Brian SpencerBrian is a writer, artist, political cartoonist and legal blogger. Actively tweeting from @brianjohnspencr. More information here: http://www.brianjohnspencer.com/ www.brianjohnspencer.com/

Margaret Thatcher: An Ireland ALMOST reconciled to a bitter legacy from the Troubles…

Margaret Thatcher may have the distinction of being a ‘great’ leader in some parts of Britain. In Ireland she was less ‘well got’ as we say. And the Anglo Irish Agreement is the dividing line. Unionists hated her for it. ] They even hated the RUC for protecting Irish diplomats based in their fortified headquarters at Maryfield, just outside Holywood. It was a tense period the sordid details of which many professional politicians may prefer to forget today, with a …

Read more…

Margaret Thatcher dies….

In lieu of something more substantial, here’s a link to probably the most generous thing I’ve ever written (or thought) about the self styled Iron Lady… Such generosity does not come easy… She came to prominence the same year I first got the vote, and I came to England just as she was in the latter stages of an almighty asset strip of much of Britain’s industrial base… But, she was a force to be reckoned with, and not all …
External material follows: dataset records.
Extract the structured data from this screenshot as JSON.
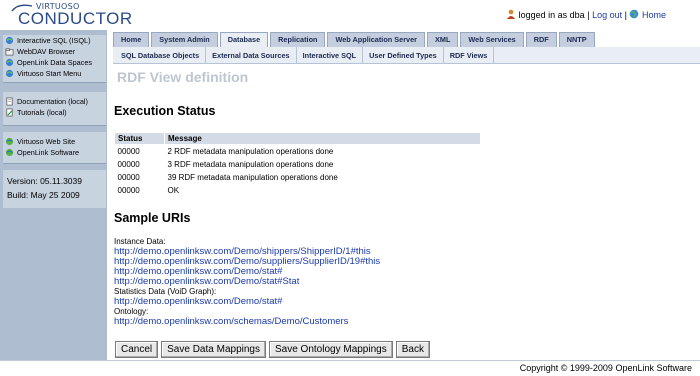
{
  "app": {
    "logo_small": "VIRTUOSO",
    "logo_big": "CONDUCTOR"
  },
  "userbar": {
    "logged_in_text": "logged in as dba",
    "logout_label": "Log out",
    "home_label": "Home"
  },
  "sidebar": {
    "group1": [
      {
        "label": "Interactive SQL (ISQL)",
        "icon": "globe-icon"
      },
      {
        "label": "WebDAV Browser",
        "icon": "folder-icon"
      },
      {
        "label": "OpenLink Data Spaces",
        "icon": "globe-icon"
      },
      {
        "label": "Virtuoso Start Menu",
        "icon": "globe-icon"
      }
    ],
    "group2": [
      {
        "label": "Documentation (local)",
        "icon": "document-icon"
      },
      {
        "label": "Tutorials (local)",
        "icon": "pencil-icon"
      }
    ],
    "group3": [
      {
        "label": "Virtuoso Web Site",
        "icon": "globe-icon"
      },
      {
        "label": "OpenLink Software",
        "icon": "globe-icon"
      }
    ],
    "version": "Version: 05.11.3039",
    "build": "Build: May 25 2009"
  },
  "tabs": [
    "Home",
    "System Admin",
    "Database",
    "Replication",
    "Web Application Server",
    "XML",
    "Web Services",
    "RDF",
    "NNTP"
  ],
  "active_tab": "Database",
  "subtabs": [
    "SQL Database Objects",
    "External Data Sources",
    "Interactive SQL",
    "User Defined Types",
    "RDF Views"
  ],
  "page_title": "RDF View definition",
  "execution": {
    "heading": "Execution Status",
    "headers": [
      "Status",
      "Message"
    ],
    "rows": [
      [
        "00000",
        "2 RDF metadata manipulation operations done"
      ],
      [
        "00000",
        "3 RDF metadata manipulation operations done"
      ],
      [
        "00000",
        "39 RDF metadata manipulation operations done"
      ],
      [
        "00000",
        "OK"
      ]
    ]
  },
  "sample": {
    "heading": "Sample URIs",
    "instance_label": "Instance Data:",
    "instance_links": [
      "http://demo.openlinksw.com/Demo/shippers/ShipperID/1#this",
      "http://demo.openlinksw.com/Demo/suppliers/SupplierID/19#this",
      "http://demo.openlinksw.com/Demo/stat#",
      "http://demo.openlinksw.com/Demo/stat#Stat"
    ],
    "stats_label": "Statistics Data (VoiD Graph):",
    "stats_link": "http://demo.openlinksw.com/Demo/stat#",
    "ontology_label": "Ontology:",
    "ontology_link": "http://demo.openlinksw.com/schemas/Demo/Customers"
  },
  "buttons": {
    "cancel": "Cancel",
    "save_data": "Save Data Mappings",
    "save_ontology": "Save Ontology Mappings",
    "back": "Back"
  },
  "footer": "Copyright © 1999-2009 OpenLink Software"
}
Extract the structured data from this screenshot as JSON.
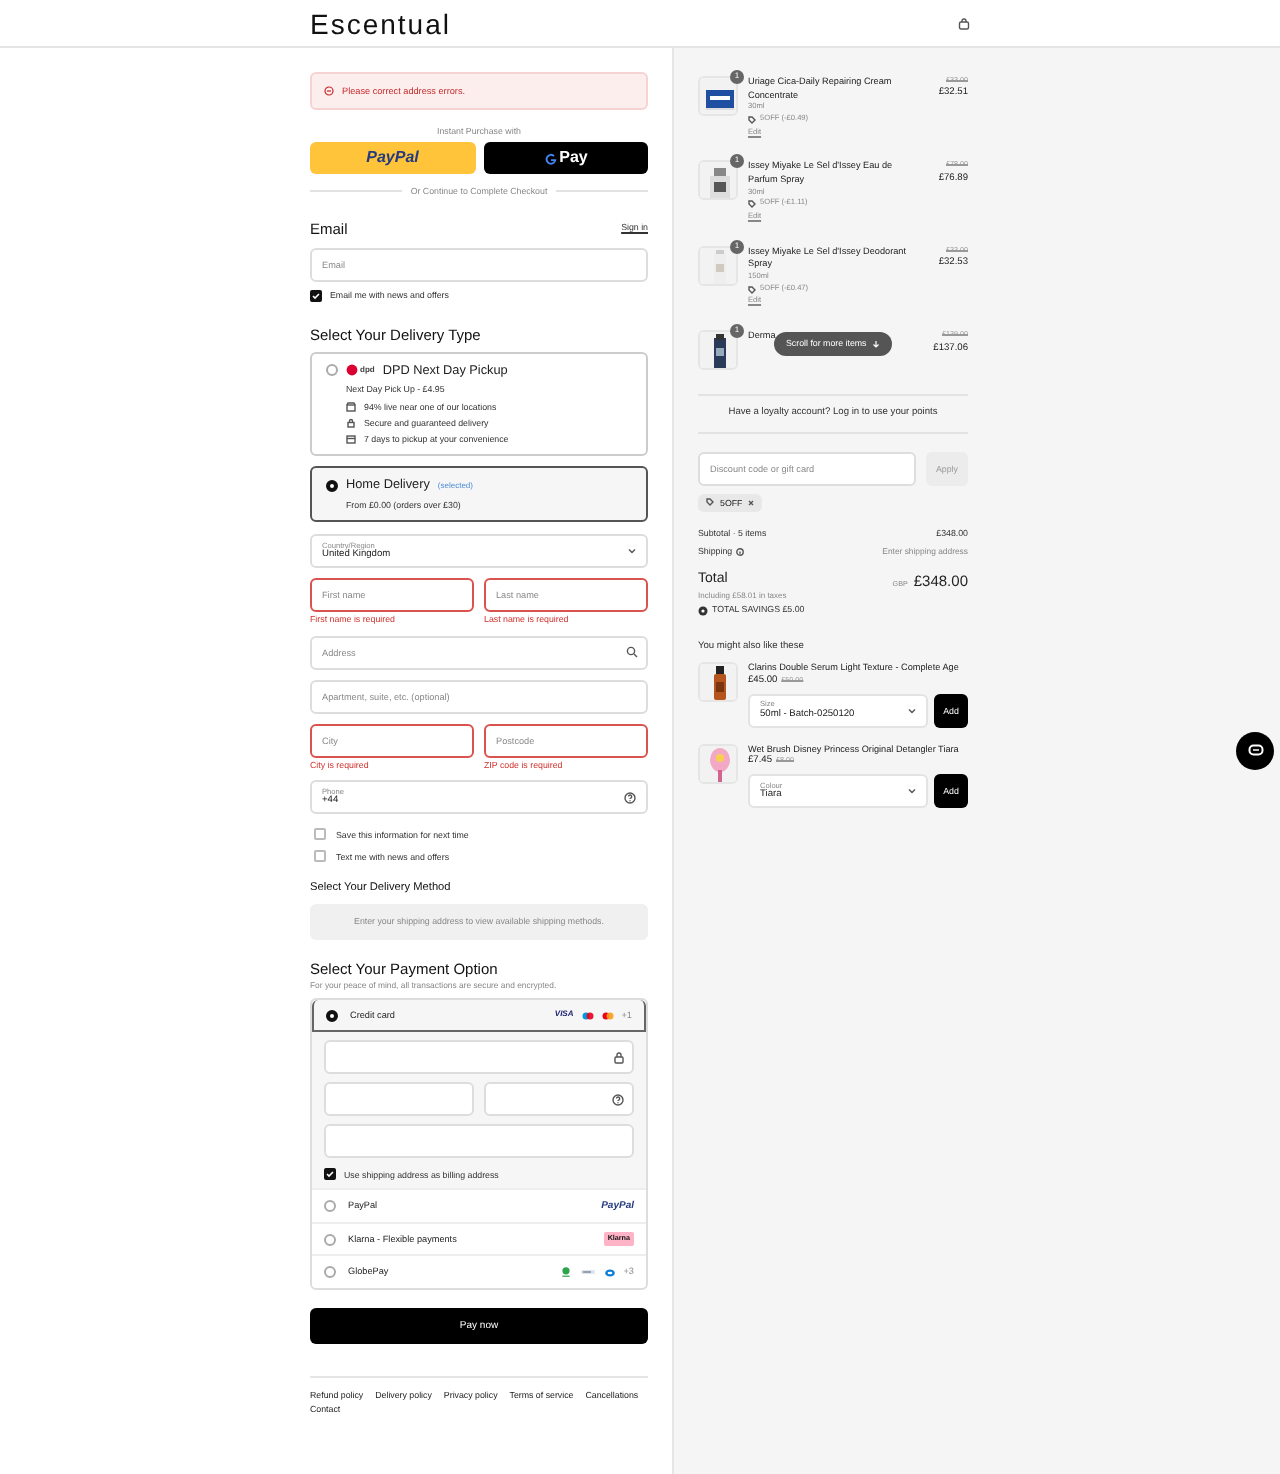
{
  "header": {
    "logo": "Escentual"
  },
  "checkout": {
    "error": "Please correct address errors.",
    "express_label": "Instant Purchase with",
    "express_buttons": [
      {
        "kind": "paypal",
        "label": "PayPal"
      },
      {
        "kind": "gpay",
        "label": "Pay"
      }
    ],
    "divider_text": "Or Continue to Complete Checkout",
    "email": {
      "heading": "Email",
      "sign_in": "Sign in",
      "placeholder": "Email",
      "news_label": "Email me with news and offers",
      "news_checked": true
    },
    "delivery_type": {
      "heading": "Select Your Delivery Type",
      "options": [
        {
          "title": "DPD Next Day Pickup",
          "badge": "dpd",
          "selected": false,
          "lines": [
            "Next Day Pick Up - £4.95"
          ],
          "features": [
            "94% live near one of our locations",
            "Secure and guaranteed delivery",
            "7 days to pickup at your convenience"
          ]
        },
        {
          "title": "Home Delivery",
          "tag": "(selected)",
          "selected": true,
          "lines": [
            "From £0.00 (orders over £30)"
          ]
        }
      ]
    },
    "country": {
      "label": "Country/Region",
      "value": "United Kingdom"
    },
    "address_rows": [
      [
        {
          "placeholder": "First name",
          "error": "First name is required"
        },
        {
          "placeholder": "Last name",
          "error": "Last name is required"
        }
      ],
      [
        {
          "placeholder": "Address",
          "kind": "search"
        }
      ],
      [
        {
          "placeholder": "Apartment, suite, etc. (optional)"
        }
      ],
      [
        {
          "placeholder": "City",
          "error": "City is required"
        },
        {
          "placeholder": "Postcode",
          "error": "ZIP code is required"
        }
      ],
      [
        {
          "label": "Phone",
          "value": "+44",
          "kind": "help"
        }
      ]
    ],
    "options": [
      {
        "label": "Save this information for next time",
        "checked": false
      },
      {
        "label": "Text me with news and offers",
        "checked": false
      }
    ],
    "delivery_method": {
      "heading": "Select Your Delivery Method",
      "message": "Enter your shipping address to view available shipping methods."
    },
    "payment": {
      "heading": "Select Your Payment Option",
      "subtitle": "For your peace of mind, all transactions are secure and encrypted.",
      "methods": [
        {
          "kind": "card",
          "label": "Credit card",
          "selected": true,
          "brand": "VISA",
          "more": "+1"
        },
        {
          "kind": "paypal",
          "label": "PayPal",
          "selected": false,
          "brand": "PayPal"
        },
        {
          "kind": "klarna",
          "label": "Klarna - Flexible payments",
          "selected": false,
          "brand": "Klarna"
        },
        {
          "kind": "globepay",
          "label": "GlobePay",
          "selected": false,
          "more": "+3"
        }
      ],
      "billing_label": "Use shipping address as billing address",
      "billing_checked": true
    },
    "pay_button": "Pay now",
    "footer_links": [
      "Refund policy",
      "Delivery policy",
      "Privacy policy",
      "Terms of service",
      "Cancellations",
      "Contact"
    ]
  },
  "summary": {
    "items": [
      {
        "qty": "1",
        "name": "Uriage Cica-Daily Repairing Cream Concentrate",
        "size": "30ml",
        "discount": "5OFF (-£0.49)",
        "edit": "Edit",
        "old_price": "£33.00",
        "price": "£32.51"
      },
      {
        "qty": "1",
        "name": "Issey Miyake Le Sel d'Issey Eau de Parfum Spray",
        "size": "30ml",
        "discount": "5OFF (-£1.11)",
        "edit": "Edit",
        "old_price": "£78.00",
        "price": "£76.89"
      },
      {
        "qty": "1",
        "name": "Issey Miyake Le Sel d'Issey Deodorant Spray",
        "size": "150ml",
        "discount": "5OFF (-£0.47)",
        "edit": "Edit",
        "old_price": "£33.00",
        "price": "£32.53"
      },
      {
        "qty": "1",
        "name": "Derma",
        "old_price": "£139.00",
        "price": "£137.06"
      }
    ],
    "scroll_hint": "Scroll for more items",
    "loyalty": "Have a loyalty account? Log in to use your points",
    "discount_placeholder": "Discount code or gift card",
    "apply": "Apply",
    "code": "5OFF",
    "subtotal_label": "Subtotal · 5 items",
    "subtotal": "£348.00",
    "shipping_label": "Shipping",
    "shipping": "Enter shipping address",
    "total_label": "Total",
    "currency": "GBP",
    "total": "£348.00",
    "taxes": "Including £58.01 in taxes",
    "savings": "TOTAL SAVINGS £5.00",
    "recommend_heading": "You might also like these",
    "recommendations": [
      {
        "name": "Clarins Double Serum Light Texture - Complete Age",
        "price": "£45.00",
        "old_price": "£50.00",
        "option_label": "Size",
        "option_value": "50ml - Batch-0250120",
        "add": "Add"
      },
      {
        "name": "Wet Brush Disney Princess Original Detangler Tiara",
        "price": "£7.45",
        "old_price": "£8.00",
        "option_label": "Colour",
        "option_value": "Tiara",
        "add": "Add"
      }
    ]
  }
}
Read more…

…the British Government has planned the sell-out of Ulster

So Ian Paisley was right after all! In his The Revivalist editorial of January 1982, he reflected on 1981 saying: 1982 is the year when the British Government has planned the sell-out of Ulster. It is essential that Ulster prepares itself for the great battle which lies ahead. Without Divine intervention all is lost. Admittedly, he had began 1981 by stating: Having made a dirty deal with the I.R.A. terrorists the Government has proceeded to enter into an underhand mini-Munich …

Read more…

“and ‘Soon’ would have known this”

Perhaps the most interesting [and least covered? – Ed] response to the release of UK National Archive files from 1981 was that of the Sinn Féin president, Gerry Adams, TD.  An edited version of his blog post appeared at the Guardian. The interesting part is not his declaration of “Another myth busted”.  That particular “war of words”, as Brian Rowan says, “will go on”. The interest is in Adams’ calling into question “the relationship between London and ‘Soon’” – Londonderry businessman Brendan Duddy – …

Read more…